The results of this review are broadly consistent with the important role accorded to systemic interventions and family involvement in psychosocial treatment within NICE guidelines for a range of adult mental health problems including schizophrenia (NICE, 2003), depression (NICE, 2004), bipolar disorder (NICE, 2006) and OCD (NICE, 2005). In contrast, the potentially helpful role of family-based interventions found in this review is not reflected in NICE guidelines for the treatment of panic disorder with agoraphobia (NICE, 2007).
A broad definition of family therapy and systemic intervention has been adopted in this paper. There are pros and cons to this approach. On the positive side, it provides the widest scope of evidence on which to draw in support of systemic practice. This is important in a climate where there is increasing pressure to point to a large and significant evidence base to justify funding any particular type of psychotherapy service. However, the broad definition of systemic intervention taken in this paper potentially blurs the unique contribution of those practices developed within the tradition of marital and family therapy, as distinct from interventions where partners or other family members are included in an adjunctive role to facilitate individually focused therapy.
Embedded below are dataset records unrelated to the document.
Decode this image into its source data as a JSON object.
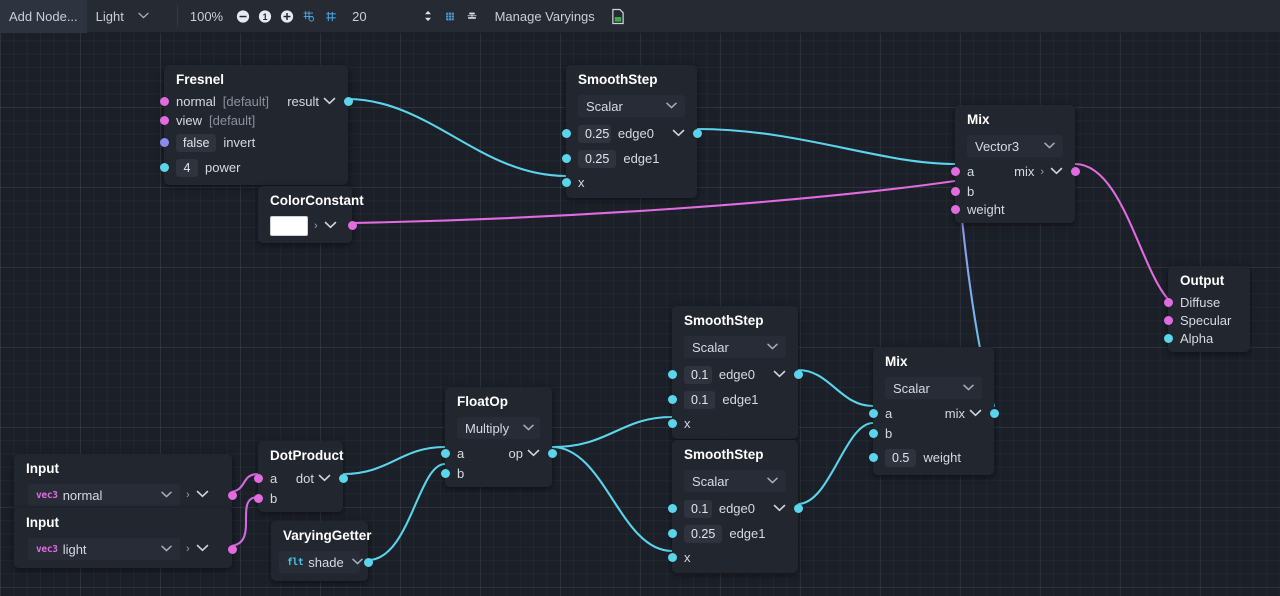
{
  "toolbar": {
    "add_node_label": "Add Node...",
    "preset_label": "Light",
    "preset_caret": "⌄",
    "zoom_label": "100%",
    "zoom_out_icon": "zoom-out-icon",
    "zoom_reset_icon": "zoom-one-to-one-icon",
    "zoom_in_icon": "zoom-in-icon",
    "grid_snap_icon": "grid-snap-icon",
    "grid_show_icon": "grid-show-icon",
    "grid_size_value": "20",
    "sort_icon": "sort-updown-icon",
    "layout_icon": "auto-layout-icon",
    "align_icon": "align-nodes-icon",
    "manage_varyings_label": "Manage Varyings",
    "export_icon": "export-file-icon"
  },
  "nodes": [
    {
      "id": "fresnel",
      "title": "Fresnel",
      "rows": [
        {
          "label": "normal",
          "value": "[default]",
          "out": "result"
        },
        {
          "label": "view",
          "value": "[default]"
        },
        {
          "chip": "false",
          "label": "invert"
        },
        {
          "chip": "4",
          "label": "power"
        }
      ]
    },
    {
      "id": "smoothstep-top",
      "title": "SmoothStep",
      "select": "Scalar",
      "rows": [
        {
          "chip": "0.25",
          "label": "edge0",
          "out": ""
        },
        {
          "chip": "0.25",
          "label": "edge1"
        },
        {
          "label": "x"
        }
      ]
    },
    {
      "id": "colorconstant",
      "title": "ColorConstant",
      "swatch_color": "#ffffff"
    },
    {
      "id": "mix-top",
      "title": "Mix",
      "select": "Vector3",
      "rows": [
        {
          "label": "a",
          "out": "mix"
        },
        {
          "label": "b"
        },
        {
          "label": "weight"
        }
      ]
    },
    {
      "id": "output",
      "title": "Output",
      "rows": [
        {
          "label": "Diffuse"
        },
        {
          "label": "Specular"
        },
        {
          "label": "Alpha"
        }
      ]
    },
    {
      "id": "smoothstep-mid",
      "title": "SmoothStep",
      "select": "Scalar",
      "rows": [
        {
          "chip": "0.1",
          "label": "edge0",
          "out": ""
        },
        {
          "chip": "0.1",
          "label": "edge1"
        },
        {
          "label": "x"
        }
      ]
    },
    {
      "id": "smoothstep-low",
      "title": "SmoothStep",
      "select": "Scalar",
      "rows": [
        {
          "chip": "0.1",
          "label": "edge0",
          "out": ""
        },
        {
          "chip": "0.25",
          "label": "edge1"
        },
        {
          "label": "x"
        }
      ]
    },
    {
      "id": "floatop",
      "title": "FloatOp",
      "select": "Multiply",
      "rows": [
        {
          "label": "a",
          "out": "op"
        },
        {
          "label": "b"
        }
      ]
    },
    {
      "id": "mix-low",
      "title": "Mix",
      "select": "Scalar",
      "rows": [
        {
          "label": "a",
          "out": "mix"
        },
        {
          "label": "b"
        },
        {
          "chip": "0.5",
          "label": "weight"
        }
      ]
    },
    {
      "id": "dotproduct",
      "title": "DotProduct",
      "rows": [
        {
          "label": "a",
          "out": "dot"
        },
        {
          "label": "b"
        }
      ]
    },
    {
      "id": "input-normal",
      "title": "Input",
      "select": "normal",
      "badge": "vec3"
    },
    {
      "id": "input-light",
      "title": "Input",
      "select": "light",
      "badge": "vec3"
    },
    {
      "id": "varyinggetter",
      "title": "VaryingGetter",
      "select": "shade",
      "badge": "flt"
    }
  ],
  "colors": {
    "wire_cyan": "#5bd5ec",
    "wire_pink": "#e06ce0",
    "wire_violet": "#8b8bf0",
    "node_bg": "#22262f",
    "canvas_bg": "#1b1f27",
    "toolbar_bg": "#252a33",
    "accent_blue": "#4a90d9"
  }
}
The findings of this review have clear implications for training and practice. Family therapy training programmes should include coaching in evidence-based practices in their curricula. Qualified family therapists should make learning evidence-based practices, relevant to the client group with whom they work, a priority when planning their own continuing professional development. Experienced clinicians working with clients who present with the types of problems discussed in this paper may benefit their clients by incorporating essential elements of effective family-based treatments into their own style of practice. To facilitate this, a list of accessible treatment manuals is included at the end of both papers. The incorporation of such elements into one's practice style is not incompatible with the prevailing social constructionist approach to family therapy, as I have argued elsewhere (Carr, 2006).